* Input material
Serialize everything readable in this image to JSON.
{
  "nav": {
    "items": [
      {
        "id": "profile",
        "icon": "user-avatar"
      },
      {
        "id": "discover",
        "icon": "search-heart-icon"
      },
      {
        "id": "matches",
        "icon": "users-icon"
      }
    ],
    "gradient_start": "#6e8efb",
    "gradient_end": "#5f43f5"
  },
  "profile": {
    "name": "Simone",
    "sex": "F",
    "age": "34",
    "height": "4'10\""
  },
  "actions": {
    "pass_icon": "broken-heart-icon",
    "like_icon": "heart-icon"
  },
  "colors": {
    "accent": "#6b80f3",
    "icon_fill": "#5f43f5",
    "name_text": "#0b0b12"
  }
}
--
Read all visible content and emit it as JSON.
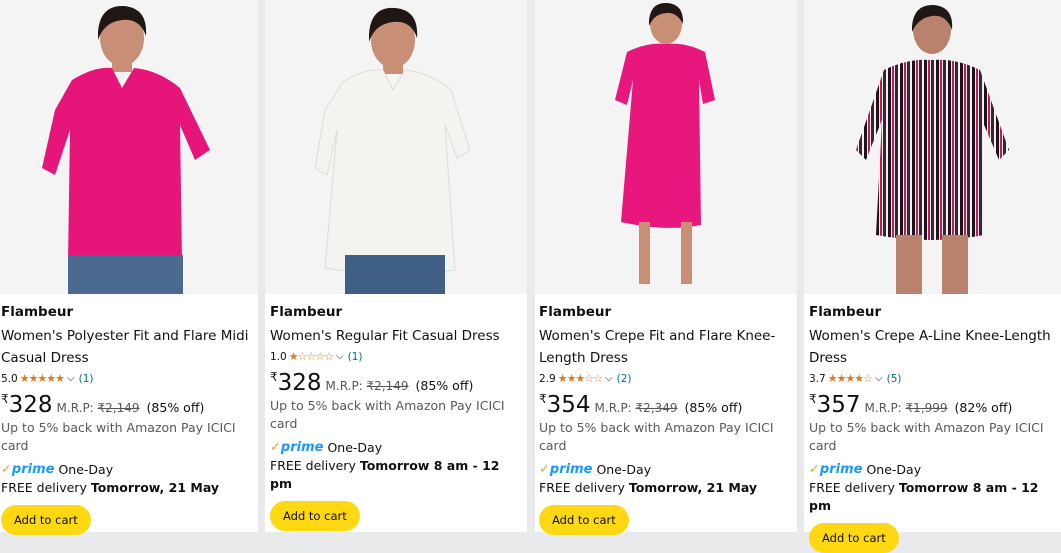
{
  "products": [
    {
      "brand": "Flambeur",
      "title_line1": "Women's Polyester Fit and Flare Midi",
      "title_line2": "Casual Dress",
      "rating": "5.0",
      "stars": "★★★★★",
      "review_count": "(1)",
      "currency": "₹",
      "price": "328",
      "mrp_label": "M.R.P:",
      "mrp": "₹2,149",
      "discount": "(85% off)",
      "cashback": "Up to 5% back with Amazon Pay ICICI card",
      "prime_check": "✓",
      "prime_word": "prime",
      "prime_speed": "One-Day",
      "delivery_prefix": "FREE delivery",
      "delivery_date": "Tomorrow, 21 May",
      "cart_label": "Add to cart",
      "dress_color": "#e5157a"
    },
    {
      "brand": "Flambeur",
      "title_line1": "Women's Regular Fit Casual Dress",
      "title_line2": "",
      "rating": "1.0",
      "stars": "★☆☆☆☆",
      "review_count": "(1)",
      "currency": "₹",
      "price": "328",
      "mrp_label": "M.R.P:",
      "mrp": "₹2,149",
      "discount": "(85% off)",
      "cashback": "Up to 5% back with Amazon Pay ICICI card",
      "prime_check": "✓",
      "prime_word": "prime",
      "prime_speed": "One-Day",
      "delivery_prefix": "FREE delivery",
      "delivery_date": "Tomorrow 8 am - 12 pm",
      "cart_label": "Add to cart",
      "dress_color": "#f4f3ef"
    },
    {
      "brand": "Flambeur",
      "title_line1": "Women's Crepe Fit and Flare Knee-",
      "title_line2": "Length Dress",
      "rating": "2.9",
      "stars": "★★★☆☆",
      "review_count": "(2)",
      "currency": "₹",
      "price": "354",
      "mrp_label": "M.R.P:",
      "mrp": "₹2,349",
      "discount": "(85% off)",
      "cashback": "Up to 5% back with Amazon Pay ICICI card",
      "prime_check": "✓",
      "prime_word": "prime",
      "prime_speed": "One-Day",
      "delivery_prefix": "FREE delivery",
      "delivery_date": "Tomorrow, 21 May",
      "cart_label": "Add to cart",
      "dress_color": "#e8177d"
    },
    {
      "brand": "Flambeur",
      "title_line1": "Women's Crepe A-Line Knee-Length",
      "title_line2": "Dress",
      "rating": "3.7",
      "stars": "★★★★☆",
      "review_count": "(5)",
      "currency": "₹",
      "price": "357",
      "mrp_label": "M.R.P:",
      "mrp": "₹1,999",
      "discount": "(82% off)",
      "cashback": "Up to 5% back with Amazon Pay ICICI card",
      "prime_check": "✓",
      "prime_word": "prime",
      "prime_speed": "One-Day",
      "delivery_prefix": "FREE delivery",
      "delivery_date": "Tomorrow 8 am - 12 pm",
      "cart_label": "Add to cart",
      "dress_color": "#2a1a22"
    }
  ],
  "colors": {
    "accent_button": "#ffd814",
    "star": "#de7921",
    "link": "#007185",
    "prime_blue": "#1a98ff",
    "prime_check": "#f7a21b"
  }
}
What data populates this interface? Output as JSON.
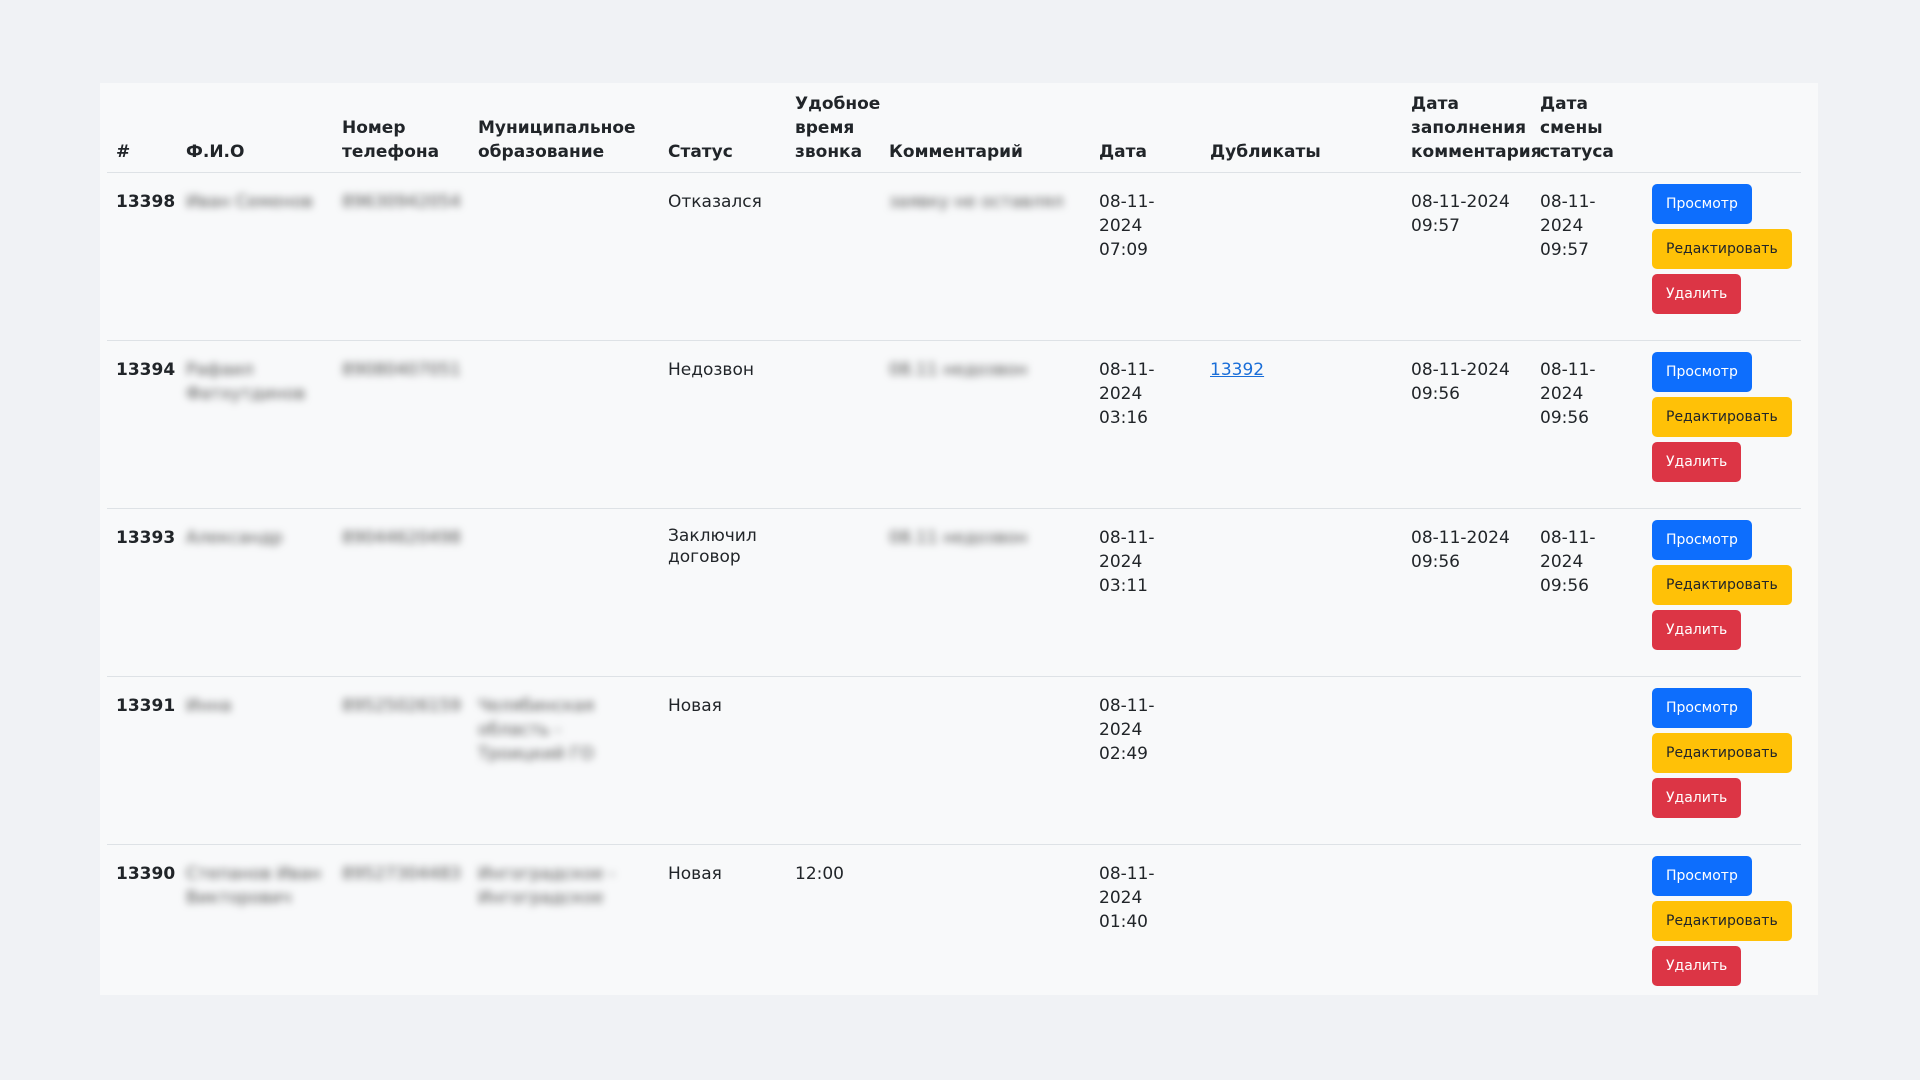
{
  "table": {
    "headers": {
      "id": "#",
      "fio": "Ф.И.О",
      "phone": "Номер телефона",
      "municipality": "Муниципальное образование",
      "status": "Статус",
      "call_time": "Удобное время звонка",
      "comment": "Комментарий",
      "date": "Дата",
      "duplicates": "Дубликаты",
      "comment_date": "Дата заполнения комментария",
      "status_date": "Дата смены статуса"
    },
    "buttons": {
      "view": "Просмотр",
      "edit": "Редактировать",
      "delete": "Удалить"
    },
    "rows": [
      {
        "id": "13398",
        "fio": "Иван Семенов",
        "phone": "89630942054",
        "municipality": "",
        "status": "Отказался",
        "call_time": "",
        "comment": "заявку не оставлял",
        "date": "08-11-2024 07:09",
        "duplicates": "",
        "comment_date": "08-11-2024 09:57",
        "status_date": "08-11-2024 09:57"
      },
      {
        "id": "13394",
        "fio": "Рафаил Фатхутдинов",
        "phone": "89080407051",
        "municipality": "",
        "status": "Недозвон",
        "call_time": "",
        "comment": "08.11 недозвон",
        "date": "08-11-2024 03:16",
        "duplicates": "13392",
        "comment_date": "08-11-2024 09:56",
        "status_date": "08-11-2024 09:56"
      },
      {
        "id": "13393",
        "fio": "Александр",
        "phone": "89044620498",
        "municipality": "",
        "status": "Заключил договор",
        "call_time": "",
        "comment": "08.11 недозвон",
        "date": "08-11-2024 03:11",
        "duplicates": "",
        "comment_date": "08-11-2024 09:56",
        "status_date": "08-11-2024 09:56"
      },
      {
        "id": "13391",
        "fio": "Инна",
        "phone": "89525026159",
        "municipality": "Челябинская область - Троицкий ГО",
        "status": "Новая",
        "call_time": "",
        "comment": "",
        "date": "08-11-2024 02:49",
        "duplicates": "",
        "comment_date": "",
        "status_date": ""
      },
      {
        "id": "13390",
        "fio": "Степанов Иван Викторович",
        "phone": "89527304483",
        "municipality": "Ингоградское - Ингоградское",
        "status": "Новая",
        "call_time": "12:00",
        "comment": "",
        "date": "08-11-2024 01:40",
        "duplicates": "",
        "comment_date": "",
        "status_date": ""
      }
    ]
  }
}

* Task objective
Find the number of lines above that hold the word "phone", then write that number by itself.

* Result of the task
6